**Problem details:** The required answer is an exact copy of every entry underneath.
[[ Supplied material open ]]
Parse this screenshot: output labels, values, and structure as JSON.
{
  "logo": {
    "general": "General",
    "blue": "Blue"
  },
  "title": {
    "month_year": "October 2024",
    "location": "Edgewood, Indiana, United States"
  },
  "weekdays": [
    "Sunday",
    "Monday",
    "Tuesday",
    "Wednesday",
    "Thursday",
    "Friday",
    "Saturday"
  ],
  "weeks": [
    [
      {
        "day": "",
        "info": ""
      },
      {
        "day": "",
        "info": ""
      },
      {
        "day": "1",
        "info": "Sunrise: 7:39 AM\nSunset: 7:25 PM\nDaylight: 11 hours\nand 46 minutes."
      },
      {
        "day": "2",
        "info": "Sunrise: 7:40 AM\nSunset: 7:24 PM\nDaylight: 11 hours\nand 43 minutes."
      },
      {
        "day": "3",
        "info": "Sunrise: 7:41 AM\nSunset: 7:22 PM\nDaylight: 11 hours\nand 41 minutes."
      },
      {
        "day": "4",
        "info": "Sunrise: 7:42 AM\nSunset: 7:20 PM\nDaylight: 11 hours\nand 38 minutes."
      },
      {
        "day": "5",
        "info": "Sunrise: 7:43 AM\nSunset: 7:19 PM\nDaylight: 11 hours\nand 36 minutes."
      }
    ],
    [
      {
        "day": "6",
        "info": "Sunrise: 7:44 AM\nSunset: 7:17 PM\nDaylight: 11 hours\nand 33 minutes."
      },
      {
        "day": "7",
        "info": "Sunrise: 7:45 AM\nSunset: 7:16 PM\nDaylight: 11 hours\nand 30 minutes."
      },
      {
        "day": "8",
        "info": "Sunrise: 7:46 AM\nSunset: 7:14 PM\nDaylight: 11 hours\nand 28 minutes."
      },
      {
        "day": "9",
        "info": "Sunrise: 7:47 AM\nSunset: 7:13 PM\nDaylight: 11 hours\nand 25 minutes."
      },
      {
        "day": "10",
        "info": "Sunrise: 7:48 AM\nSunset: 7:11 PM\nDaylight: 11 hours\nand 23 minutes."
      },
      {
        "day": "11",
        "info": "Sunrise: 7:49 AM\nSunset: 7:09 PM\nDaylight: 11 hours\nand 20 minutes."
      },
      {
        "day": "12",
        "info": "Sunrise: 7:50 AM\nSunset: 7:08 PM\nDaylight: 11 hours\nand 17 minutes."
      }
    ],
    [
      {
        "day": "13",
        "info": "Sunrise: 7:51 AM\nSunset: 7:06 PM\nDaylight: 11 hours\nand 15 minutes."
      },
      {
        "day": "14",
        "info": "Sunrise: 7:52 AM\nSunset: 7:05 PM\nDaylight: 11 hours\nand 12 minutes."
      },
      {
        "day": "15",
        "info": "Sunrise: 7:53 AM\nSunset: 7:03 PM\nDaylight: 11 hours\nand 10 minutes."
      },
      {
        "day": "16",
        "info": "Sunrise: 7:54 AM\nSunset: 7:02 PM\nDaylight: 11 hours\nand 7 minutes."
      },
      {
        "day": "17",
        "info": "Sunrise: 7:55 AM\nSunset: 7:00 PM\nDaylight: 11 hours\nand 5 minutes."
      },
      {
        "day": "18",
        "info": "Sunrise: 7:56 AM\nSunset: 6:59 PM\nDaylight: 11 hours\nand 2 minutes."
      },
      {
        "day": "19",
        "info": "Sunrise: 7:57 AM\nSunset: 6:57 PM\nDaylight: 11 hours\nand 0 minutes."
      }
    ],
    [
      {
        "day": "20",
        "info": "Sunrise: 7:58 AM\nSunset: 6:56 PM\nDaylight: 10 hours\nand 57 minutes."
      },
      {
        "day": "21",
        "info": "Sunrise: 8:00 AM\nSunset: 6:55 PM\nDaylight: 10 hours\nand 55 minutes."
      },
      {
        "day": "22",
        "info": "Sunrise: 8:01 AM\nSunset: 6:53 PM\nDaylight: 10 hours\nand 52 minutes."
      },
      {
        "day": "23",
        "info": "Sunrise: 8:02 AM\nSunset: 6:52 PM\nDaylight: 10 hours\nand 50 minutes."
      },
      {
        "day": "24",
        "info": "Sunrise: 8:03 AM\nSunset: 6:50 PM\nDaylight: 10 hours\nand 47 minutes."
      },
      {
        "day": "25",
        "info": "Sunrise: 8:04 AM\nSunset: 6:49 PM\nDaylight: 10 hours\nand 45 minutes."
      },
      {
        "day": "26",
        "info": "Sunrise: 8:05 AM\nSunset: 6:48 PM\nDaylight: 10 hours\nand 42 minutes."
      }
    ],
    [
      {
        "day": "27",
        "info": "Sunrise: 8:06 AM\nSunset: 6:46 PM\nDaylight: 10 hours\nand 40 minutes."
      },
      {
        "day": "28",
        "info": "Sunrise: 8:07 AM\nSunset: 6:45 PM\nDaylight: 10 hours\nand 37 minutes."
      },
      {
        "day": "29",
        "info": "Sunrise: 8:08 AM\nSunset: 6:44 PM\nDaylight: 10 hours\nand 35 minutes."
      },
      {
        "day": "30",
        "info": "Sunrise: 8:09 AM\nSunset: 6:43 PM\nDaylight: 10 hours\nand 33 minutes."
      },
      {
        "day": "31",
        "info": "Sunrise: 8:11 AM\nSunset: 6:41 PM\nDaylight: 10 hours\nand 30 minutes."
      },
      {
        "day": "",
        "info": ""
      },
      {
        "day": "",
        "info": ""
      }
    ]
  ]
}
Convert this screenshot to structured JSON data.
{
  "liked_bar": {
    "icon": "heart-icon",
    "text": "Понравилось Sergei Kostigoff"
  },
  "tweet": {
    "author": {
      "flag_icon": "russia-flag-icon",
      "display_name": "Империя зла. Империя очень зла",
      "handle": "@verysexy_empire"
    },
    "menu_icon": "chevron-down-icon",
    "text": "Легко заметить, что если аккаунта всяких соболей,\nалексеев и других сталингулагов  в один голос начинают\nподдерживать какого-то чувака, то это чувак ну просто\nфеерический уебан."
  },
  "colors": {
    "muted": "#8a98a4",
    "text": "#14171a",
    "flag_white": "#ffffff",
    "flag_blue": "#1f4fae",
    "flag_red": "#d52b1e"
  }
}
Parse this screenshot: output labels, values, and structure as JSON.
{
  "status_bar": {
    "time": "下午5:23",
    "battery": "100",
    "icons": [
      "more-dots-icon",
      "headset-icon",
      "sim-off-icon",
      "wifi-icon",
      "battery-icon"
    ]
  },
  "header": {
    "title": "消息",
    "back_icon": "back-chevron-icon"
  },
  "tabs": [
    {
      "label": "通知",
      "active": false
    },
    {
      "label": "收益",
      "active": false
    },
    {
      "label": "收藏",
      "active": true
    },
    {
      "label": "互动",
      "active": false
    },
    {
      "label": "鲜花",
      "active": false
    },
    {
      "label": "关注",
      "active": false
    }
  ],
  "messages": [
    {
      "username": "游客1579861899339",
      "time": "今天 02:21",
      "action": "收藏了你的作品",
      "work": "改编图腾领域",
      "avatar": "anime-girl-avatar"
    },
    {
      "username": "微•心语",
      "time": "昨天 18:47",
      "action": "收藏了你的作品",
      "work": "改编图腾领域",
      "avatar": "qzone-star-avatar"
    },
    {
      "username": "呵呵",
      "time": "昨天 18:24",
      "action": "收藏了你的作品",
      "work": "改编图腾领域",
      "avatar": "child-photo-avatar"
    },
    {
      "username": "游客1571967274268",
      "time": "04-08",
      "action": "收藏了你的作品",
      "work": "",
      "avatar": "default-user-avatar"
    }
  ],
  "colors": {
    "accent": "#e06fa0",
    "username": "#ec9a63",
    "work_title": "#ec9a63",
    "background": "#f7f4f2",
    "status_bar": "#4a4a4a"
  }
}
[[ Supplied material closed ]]
**Solution to this problem:**
Parse this screenshot: output labels, values, and structure as JSON.
{
  "logo": {
    "general": "General",
    "blue": "Blue"
  },
  "title": {
    "month_year": "October 2024",
    "location": "Edgewood, Indiana, United States"
  },
  "weekdays": [
    "Sunday",
    "Monday",
    "Tuesday",
    "Wednesday",
    "Thursday",
    "Friday",
    "Saturday"
  ],
  "weeks": [
    [
      {
        "day": "",
        "info": ""
      },
      {
        "day": "",
        "info": ""
      },
      {
        "day": "1",
        "info": "Sunrise: 7:39 AM\nSunset: 7:25 PM\nDaylight: 11 hours\nand 46 minutes."
      },
      {
        "day": "2",
        "info": "Sunrise: 7:40 AM\nSunset: 7:24 PM\nDaylight: 11 hours\nand 43 minutes."
      },
      {
        "day": "3",
        "info": "Sunrise: 7:41 AM\nSunset: 7:22 PM\nDaylight: 11 hours\nand 41 minutes."
      },
      {
        "day": "4",
        "info": "Sunrise: 7:42 AM\nSunset: 7:20 PM\nDaylight: 11 hours\nand 38 minutes."
      },
      {
        "day": "5",
        "info": "Sunrise: 7:43 AM\nSunset: 7:19 PM\nDaylight: 11 hours\nand 36 minutes."
      }
    ],
    [
      {
        "day": "6",
        "info": "Sunrise: 7:44 AM\nSunset: 7:17 PM\nDaylight: 11 hours\nand 33 minutes."
      },
      {
        "day": "7",
        "info": "Sunrise: 7:45 AM\nSunset: 7:16 PM\nDaylight: 11 hours\nand 30 minutes."
      },
      {
        "day": "8",
        "info": "Sunrise: 7:46 AM\nSunset: 7:14 PM\nDaylight: 11 hours\nand 28 minutes."
      },
      {
        "day": "9",
        "info": "Sunrise: 7:47 AM\nSunset: 7:13 PM\nDaylight: 11 hours\nand 25 minutes."
      },
      {
        "day": "10",
        "info": "Sunrise: 7:48 AM\nSunset: 7:11 PM\nDaylight: 11 hours\nand 23 minutes."
      },
      {
        "day": "11",
        "info": "Sunrise: 7:49 AM\nSunset: 7:09 PM\nDaylight: 11 hours\nand 20 minutes."
      },
      {
        "day": "12",
        "info": "Sunrise: 7:50 AM\nSunset: 7:08 PM\nDaylight: 11 hours\nand 17 minutes."
      }
    ],
    [
      {
        "day": "13",
        "info": "Sunrise: 7:51 AM\nSunset: 7:06 PM\nDaylight: 11 hours\nand 15 minutes."
      },
      {
        "day": "14",
        "info": "Sunrise: 7:52 AM\nSunset: 7:05 PM\nDaylight: 11 hours\nand 12 minutes."
      },
      {
        "day": "15",
        "info": "Sunrise: 7:53 AM\nSunset: 7:03 PM\nDaylight: 11 hours\nand 10 minutes."
      },
      {
        "day": "16",
        "info": "Sunrise: 7:54 AM\nSunset: 7:02 PM\nDaylight: 11 hours\nand 7 minutes."
      },
      {
        "day": "17",
        "info": "Sunrise: 7:55 AM\nSunset: 7:00 PM\nDaylight: 11 hours\nand 5 minutes."
      },
      {
        "day": "18",
        "info": "Sunrise: 7:56 AM\nSunset: 6:59 PM\nDaylight: 11 hours\nand 2 minutes."
      },
      {
        "day": "19",
        "info": "Sunrise: 7:57 AM\nSunset: 6:57 PM\nDaylight: 11 hours\nand 0 minutes."
      }
    ],
    [
      {
        "day": "20",
        "info": "Sunrise: 7:58 AM\nSunset: 6:56 PM\nDaylight: 10 hours\nand 57 minutes."
      },
      {
        "day": "21",
        "info": "Sunrise: 8:00 AM\nSunset: 6:55 PM\nDaylight: 10 hours\nand 55 minutes."
      },
      {
        "day": "22",
        "info": "Sunrise: 8:01 AM\nSunset: 6:53 PM\nDaylight: 10 hours\nand 52 minutes."
      },
      {
        "day": "23",
        "info": "Sunrise: 8:02 AM\nSunset: 6:52 PM\nDaylight: 10 hours\nand 50 minutes."
      },
      {
        "day": "24",
        "info": "Sunrise: 8:03 AM\nSunset: 6:50 PM\nDaylight: 10 hours\nand 47 minutes."
      },
      {
        "day": "25",
        "info": "Sunrise: 8:04 AM\nSunset: 6:49 PM\nDaylight: 10 hours\nand 45 minutes."
      },
      {
        "day": "26",
        "info": "Sunrise: 8:05 AM\nSunset: 6:48 PM\nDaylight: 10 hours\nand 42 minutes."
      }
    ],
    [
      {
        "day": "27",
        "info": "Sunrise: 8:06 AM\nSunset: 6:46 PM\nDaylight: 10 hours\nand 40 minutes."
      },
      {
        "day": "28",
        "info": "Sunrise: 8:07 AM\nSunset: 6:45 PM\nDaylight: 10 hours\nand 37 minutes."
      },
      {
        "day": "29",
        "info": "Sunrise: 8:08 AM\nSunset: 6:44 PM\nDaylight: 10 hours\nand 35 minutes."
      },
      {
        "day": "30",
        "info": "Sunrise: 8:09 AM\nSunset: 6:43 PM\nDaylight: 10 hours\nand 33 minutes."
      },
      {
        "day": "31",
        "info": "Sunrise: 8:11 AM\nSunset: 6:41 PM\nDaylight: 10 hours\nand 30 minutes."
      },
      {
        "day": "",
        "info": ""
      },
      {
        "day": "",
        "info": ""
      }
    ]
  ]
}
Convert this screenshot to structured JSON data.
{
  "liked_bar": {
    "icon": "heart-icon",
    "text": "Понравилось Sergei Kostigoff"
  },
  "tweet": {
    "author": {
      "flag_icon": "russia-flag-icon",
      "display_name": "Империя зла. Империя очень зла",
      "handle": "@verysexy_empire"
    },
    "menu_icon": "chevron-down-icon",
    "text": "Легко заметить, что если аккаунта всяких соболей,\nалексеев и других сталингулагов  в один голос начинают\nподдерживать какого-то чувака, то это чувак ну просто\nфеерический уебан."
  },
  "colors": {
    "muted": "#8a98a4",
    "text": "#14171a",
    "flag_white": "#ffffff",
    "flag_blue": "#1f4fae",
    "flag_red": "#d52b1e"
  }
}
Parse this screenshot: output labels, values, and structure as JSON.
{
  "status_bar": {
    "time": "下午5:23",
    "battery": "100",
    "icons": [
      "more-dots-icon",
      "headset-icon",
      "sim-off-icon",
      "wifi-icon",
      "battery-icon"
    ]
  },
  "header": {
    "title": "消息",
    "back_icon": "back-chevron-icon"
  },
  "tabs": [
    {
      "label": "通知",
      "active": false
    },
    {
      "label": "收益",
      "active": false
    },
    {
      "label": "收藏",
      "active": true
    },
    {
      "label": "互动",
      "active": false
    },
    {
      "label": "鲜花",
      "active": false
    },
    {
      "label": "关注",
      "active": false
    }
  ],
  "messages": [
    {
      "username": "游客1579861899339",
      "time": "今天 02:21",
      "action": "收藏了你的作品",
      "work": "改编图腾领域",
      "avatar": "anime-girl-avatar"
    },
    {
      "username": "微•心语",
      "time": "昨天 18:47",
      "action": "收藏了你的作品",
      "work": "改编图腾领域",
      "avatar": "qzone-star-avatar"
    },
    {
      "username": "呵呵",
      "time": "昨天 18:24",
      "action": "收藏了你的作品",
      "work": "改编图腾领域",
      "avatar": "child-photo-avatar"
    },
    {
      "username": "游客1571967274268",
      "time": "04-08",
      "action": "收藏了你的作品",
      "work": "",
      "avatar": "default-user-avatar"
    }
  ],
  "colors": {
    "accent": "#e06fa0",
    "username": "#ec9a63",
    "work_title": "#ec9a63",
    "background": "#f7f4f2",
    "status_bar": "#4a4a4a"
  }
}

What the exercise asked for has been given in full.